On every line of the listing, check for "title"; copy the lines that have it.
##### Materials provided #####
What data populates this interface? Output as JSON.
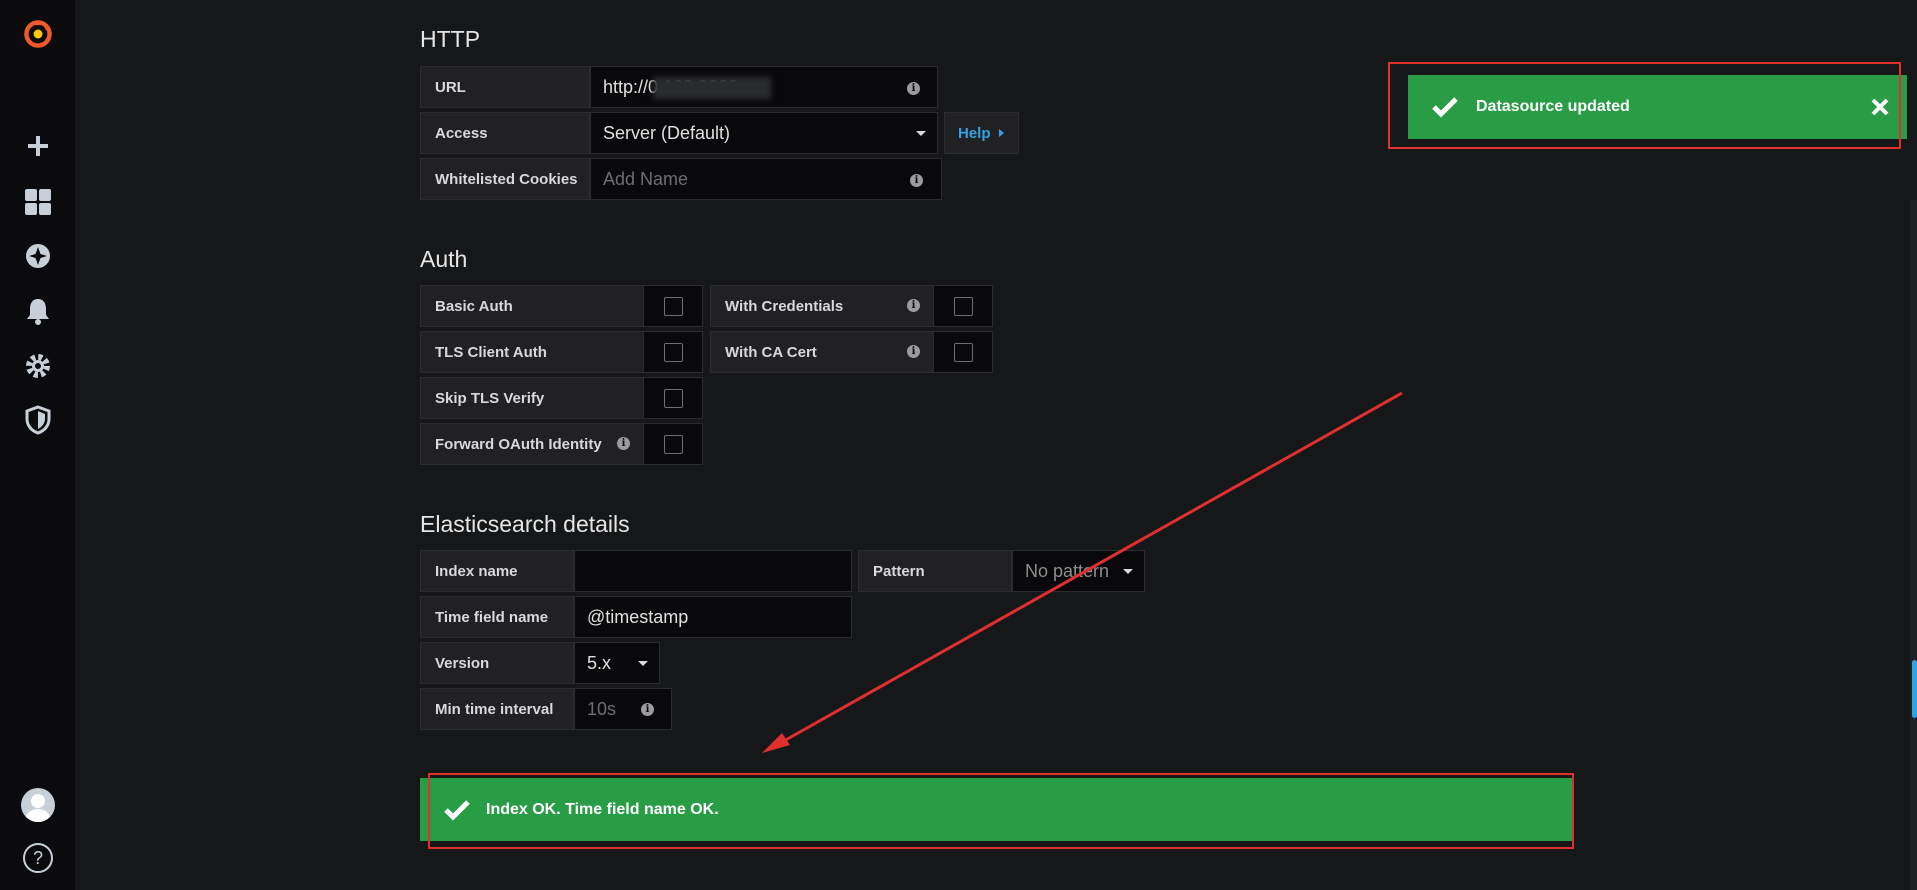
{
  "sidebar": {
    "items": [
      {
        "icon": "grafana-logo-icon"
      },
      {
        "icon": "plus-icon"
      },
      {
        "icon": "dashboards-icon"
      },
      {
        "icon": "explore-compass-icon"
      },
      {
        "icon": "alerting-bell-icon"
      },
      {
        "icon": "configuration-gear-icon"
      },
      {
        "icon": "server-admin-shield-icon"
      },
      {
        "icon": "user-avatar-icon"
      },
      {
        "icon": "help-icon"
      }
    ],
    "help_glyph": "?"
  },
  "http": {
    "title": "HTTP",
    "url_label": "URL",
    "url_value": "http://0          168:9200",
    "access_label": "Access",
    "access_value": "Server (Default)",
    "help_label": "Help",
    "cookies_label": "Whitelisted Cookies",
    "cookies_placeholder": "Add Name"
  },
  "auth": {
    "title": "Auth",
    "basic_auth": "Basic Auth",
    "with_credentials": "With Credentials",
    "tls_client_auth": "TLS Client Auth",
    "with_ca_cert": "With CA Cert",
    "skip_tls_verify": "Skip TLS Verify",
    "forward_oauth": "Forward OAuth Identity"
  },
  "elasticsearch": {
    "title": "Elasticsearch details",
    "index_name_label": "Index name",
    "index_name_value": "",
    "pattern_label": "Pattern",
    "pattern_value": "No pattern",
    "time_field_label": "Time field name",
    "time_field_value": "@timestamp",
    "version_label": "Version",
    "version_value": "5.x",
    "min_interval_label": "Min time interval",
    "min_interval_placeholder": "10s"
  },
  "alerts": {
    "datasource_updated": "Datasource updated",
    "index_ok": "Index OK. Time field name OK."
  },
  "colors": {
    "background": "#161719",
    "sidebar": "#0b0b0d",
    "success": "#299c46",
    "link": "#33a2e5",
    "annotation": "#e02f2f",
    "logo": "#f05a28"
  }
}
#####
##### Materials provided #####
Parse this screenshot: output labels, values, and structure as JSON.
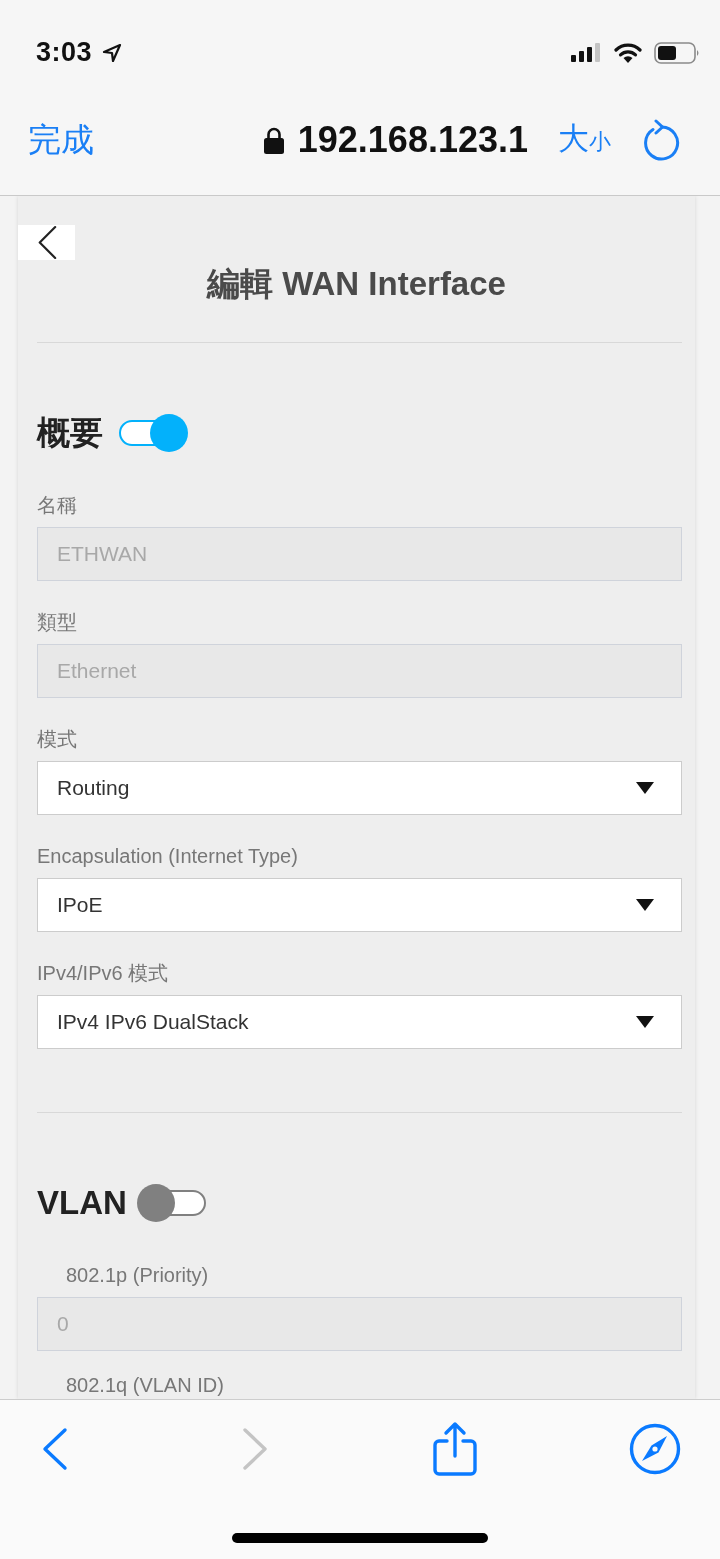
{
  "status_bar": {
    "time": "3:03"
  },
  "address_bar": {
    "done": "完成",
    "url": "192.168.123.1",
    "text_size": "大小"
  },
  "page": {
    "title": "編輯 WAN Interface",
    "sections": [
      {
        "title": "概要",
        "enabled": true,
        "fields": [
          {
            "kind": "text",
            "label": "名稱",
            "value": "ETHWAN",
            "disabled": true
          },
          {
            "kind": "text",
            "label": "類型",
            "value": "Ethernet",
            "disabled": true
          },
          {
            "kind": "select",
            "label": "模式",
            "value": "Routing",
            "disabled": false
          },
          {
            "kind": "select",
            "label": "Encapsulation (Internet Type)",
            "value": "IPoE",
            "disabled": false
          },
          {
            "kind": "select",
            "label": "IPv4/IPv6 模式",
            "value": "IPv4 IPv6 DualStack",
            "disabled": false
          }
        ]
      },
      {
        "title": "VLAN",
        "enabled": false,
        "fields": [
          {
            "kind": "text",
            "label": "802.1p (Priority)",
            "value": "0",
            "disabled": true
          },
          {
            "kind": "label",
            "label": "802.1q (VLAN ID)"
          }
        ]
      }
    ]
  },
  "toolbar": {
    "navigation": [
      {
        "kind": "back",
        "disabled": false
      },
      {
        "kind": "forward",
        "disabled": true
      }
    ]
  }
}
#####
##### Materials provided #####
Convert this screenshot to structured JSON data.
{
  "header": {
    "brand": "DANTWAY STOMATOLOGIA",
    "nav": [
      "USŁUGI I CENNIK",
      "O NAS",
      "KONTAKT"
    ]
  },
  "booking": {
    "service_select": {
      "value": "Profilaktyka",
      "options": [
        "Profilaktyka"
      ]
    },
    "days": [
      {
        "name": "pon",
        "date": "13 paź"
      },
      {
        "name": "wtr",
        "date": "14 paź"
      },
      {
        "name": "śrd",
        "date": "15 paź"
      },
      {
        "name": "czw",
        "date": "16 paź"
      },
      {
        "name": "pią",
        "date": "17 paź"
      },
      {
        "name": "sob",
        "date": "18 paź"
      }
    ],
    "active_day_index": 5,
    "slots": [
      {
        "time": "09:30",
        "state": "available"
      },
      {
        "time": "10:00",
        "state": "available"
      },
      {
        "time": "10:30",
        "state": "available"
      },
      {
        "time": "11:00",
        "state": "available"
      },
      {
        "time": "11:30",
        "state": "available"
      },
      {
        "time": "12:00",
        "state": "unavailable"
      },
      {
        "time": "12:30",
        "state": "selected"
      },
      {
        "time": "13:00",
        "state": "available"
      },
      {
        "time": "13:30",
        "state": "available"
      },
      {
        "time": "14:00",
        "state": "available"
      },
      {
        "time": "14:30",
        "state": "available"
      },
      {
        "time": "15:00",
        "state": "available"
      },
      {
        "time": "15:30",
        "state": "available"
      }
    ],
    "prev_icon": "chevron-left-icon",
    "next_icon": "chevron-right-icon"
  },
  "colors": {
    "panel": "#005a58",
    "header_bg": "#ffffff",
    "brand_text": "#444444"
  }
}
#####
> [Answer space]:
    "title": "HTTP",
    "title": "Auth",
    "title": "Elasticsearch details",
    "title": "編輯 WAN Interface",
        "title": "概要",
        "title": "VLAN",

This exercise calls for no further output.